WORCESTER, Mass. – During the recent return of the Hagia Sophia/Hagia Sophia Museum to the status of a mosque, three moments stuck out as highly symbolic: the sight of a group of persons running to the mosque shouting “Allahu Akbar!”, the Turkish Minister of Religious Affairs ascending to the pulpit for the Friday sermon with sword in hand, and the President of the Republic reading from the Qur’an.
These are the symbols of the “new Republic” that President Tayyip Erdoğan is constructing, and all intentionally harken back to very important historical traditions.
Over the course of much of Ottoman-Turkish history we observe an abiding tradition of refusing to automatically recognize the right to life of those who were different, often justified on the basis of “might makes right” (kılıç hakkı). This tradition, which based itself on destruction and slaughter, has special meaning for the Syriac/Assyrian Christian community, which experienced this tradition first-hand, as the victims of the “Seyfo [Syriac word for sword]”. This is the sword that was drawn in Hagia Sophia on Friday, July 24.
This politics of annihilation, which began after the Tanzimat period, in particular and would end up eliminating close to 30% of the Ottoman population (primarily Christians), would persist during the Republican Period, during which time it targeted not just Christians, but Jews, the [largely Kurdish] population of Dersim and Alevis.

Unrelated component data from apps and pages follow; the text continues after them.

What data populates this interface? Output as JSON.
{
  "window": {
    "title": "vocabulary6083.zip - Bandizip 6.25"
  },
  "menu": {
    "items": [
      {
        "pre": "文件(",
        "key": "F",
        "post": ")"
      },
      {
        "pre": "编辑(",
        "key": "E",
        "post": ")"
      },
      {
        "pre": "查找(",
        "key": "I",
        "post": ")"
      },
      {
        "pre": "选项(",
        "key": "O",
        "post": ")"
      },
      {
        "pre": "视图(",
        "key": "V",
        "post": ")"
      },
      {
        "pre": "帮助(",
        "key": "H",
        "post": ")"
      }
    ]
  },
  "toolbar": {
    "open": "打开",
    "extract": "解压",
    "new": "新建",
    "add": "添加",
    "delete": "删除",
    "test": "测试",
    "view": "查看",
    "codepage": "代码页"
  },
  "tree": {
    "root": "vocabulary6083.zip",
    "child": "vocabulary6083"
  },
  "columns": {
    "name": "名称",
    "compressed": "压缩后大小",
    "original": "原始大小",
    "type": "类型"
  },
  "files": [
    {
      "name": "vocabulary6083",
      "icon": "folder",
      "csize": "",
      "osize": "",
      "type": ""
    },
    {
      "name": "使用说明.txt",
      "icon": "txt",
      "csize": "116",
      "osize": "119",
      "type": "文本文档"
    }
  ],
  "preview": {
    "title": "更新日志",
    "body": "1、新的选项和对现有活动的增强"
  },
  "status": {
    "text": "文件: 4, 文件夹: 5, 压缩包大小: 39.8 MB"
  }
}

Neither the founders of the Turkish Republic nor their political opponents have ever fully come to terms with this policy of “annihilation and destruction,” and the reason for this is to be found in the “codes” of Ottoman collapse and Republican national rebirth.